- [TASK INSTRUCTIONS] Find the string "клуб" in the records. Copy every line it appears in.

(MATERIAL FOR THIS EXERCISE begins)

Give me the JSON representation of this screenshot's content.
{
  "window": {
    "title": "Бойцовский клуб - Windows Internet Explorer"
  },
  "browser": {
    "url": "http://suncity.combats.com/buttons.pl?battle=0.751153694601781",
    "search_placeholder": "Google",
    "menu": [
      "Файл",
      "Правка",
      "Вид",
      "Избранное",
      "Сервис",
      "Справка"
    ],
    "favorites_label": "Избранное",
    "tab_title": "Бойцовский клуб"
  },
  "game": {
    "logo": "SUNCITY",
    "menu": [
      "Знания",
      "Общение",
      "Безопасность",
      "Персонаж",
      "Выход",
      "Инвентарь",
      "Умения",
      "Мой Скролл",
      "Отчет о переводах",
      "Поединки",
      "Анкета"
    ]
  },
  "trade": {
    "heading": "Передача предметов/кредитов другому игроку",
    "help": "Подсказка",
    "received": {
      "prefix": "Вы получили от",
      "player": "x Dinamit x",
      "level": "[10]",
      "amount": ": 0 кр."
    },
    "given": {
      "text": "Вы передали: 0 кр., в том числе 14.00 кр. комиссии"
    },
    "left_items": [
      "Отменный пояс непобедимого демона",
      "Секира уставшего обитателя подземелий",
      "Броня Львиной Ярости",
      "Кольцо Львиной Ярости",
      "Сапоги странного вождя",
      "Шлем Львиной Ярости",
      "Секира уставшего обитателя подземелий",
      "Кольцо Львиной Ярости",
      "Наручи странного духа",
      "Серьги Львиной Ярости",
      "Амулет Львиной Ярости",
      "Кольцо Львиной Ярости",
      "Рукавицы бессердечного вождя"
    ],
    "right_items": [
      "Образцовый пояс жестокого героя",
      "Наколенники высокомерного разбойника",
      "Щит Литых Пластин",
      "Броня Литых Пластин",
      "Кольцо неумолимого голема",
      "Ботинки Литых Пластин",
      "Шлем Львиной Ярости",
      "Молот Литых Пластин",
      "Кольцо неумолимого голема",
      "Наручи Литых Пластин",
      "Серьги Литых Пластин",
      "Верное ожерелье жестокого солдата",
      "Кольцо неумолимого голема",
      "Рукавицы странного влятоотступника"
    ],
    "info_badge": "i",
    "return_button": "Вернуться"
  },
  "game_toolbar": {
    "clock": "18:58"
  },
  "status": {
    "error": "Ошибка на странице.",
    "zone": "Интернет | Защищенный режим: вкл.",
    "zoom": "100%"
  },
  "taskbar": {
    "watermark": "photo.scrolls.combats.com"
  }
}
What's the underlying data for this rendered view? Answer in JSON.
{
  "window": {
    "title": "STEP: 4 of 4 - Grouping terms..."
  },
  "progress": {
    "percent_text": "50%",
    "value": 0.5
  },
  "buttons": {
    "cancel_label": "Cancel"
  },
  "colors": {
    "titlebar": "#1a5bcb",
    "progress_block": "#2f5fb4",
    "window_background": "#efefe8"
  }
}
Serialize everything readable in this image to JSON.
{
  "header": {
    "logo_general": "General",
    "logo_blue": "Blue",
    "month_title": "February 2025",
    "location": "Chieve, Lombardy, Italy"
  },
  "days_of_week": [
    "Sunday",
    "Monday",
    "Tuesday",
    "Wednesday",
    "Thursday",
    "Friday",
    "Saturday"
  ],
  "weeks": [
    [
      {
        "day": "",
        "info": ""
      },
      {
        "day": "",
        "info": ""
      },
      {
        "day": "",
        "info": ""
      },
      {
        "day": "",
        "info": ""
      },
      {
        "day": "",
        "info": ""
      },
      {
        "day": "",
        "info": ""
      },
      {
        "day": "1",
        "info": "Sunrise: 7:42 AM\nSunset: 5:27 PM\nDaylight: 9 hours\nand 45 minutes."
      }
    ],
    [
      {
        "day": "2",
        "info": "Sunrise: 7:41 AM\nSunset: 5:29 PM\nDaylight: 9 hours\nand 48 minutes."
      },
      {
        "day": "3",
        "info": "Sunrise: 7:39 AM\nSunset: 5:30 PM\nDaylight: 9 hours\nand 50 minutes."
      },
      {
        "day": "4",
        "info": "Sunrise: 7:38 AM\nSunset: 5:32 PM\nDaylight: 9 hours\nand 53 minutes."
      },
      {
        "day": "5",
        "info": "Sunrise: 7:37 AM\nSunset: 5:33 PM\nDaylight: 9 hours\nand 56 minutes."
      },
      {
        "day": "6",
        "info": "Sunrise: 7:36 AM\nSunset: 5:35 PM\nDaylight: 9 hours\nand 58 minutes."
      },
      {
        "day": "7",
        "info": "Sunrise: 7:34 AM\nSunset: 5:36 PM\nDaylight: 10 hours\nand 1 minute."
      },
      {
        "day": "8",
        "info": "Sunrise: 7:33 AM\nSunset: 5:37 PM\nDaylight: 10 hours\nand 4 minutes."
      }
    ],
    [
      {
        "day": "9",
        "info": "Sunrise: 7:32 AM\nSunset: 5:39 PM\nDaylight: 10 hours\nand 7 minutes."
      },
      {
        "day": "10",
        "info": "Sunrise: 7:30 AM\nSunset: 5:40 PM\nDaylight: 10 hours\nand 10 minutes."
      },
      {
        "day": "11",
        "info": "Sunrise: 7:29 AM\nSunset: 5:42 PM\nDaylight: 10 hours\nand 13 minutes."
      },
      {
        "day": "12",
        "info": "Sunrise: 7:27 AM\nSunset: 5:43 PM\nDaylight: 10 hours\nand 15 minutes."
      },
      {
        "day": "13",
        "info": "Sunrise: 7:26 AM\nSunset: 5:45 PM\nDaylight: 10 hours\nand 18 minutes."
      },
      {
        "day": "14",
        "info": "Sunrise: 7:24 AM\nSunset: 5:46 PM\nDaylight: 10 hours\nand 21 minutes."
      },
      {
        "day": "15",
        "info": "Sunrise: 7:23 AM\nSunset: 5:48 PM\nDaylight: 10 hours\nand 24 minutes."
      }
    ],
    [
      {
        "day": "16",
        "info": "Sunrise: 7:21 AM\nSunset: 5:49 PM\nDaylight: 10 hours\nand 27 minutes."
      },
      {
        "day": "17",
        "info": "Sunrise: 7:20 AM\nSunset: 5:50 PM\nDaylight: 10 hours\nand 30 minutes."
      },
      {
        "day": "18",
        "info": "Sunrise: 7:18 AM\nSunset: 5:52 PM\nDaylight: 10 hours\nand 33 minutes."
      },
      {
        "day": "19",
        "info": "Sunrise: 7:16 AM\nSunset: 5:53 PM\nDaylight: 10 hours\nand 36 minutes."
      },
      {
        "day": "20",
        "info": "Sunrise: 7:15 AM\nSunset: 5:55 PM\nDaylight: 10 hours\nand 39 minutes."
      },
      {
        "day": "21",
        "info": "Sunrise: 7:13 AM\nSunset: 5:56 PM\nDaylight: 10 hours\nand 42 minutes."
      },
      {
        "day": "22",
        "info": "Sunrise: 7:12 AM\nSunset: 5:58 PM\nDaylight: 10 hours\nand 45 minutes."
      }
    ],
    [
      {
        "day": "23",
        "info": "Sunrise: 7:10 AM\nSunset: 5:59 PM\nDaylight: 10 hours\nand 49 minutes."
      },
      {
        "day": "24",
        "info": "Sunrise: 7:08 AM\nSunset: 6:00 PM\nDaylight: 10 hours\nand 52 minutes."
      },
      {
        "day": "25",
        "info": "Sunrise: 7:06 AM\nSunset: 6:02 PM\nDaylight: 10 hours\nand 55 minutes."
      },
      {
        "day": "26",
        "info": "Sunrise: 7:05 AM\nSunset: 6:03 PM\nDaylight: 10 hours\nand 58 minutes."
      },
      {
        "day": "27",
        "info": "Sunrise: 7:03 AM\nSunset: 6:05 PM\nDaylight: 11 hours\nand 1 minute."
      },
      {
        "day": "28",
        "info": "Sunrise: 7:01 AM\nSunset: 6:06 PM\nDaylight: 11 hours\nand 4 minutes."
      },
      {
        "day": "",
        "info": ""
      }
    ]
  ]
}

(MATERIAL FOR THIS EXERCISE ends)

- [COMPLETED EXERCISE]
    "title": "Бойцовский клуб - Windows Internet Explorer"
    "tab_title": "Бойцовский клуб"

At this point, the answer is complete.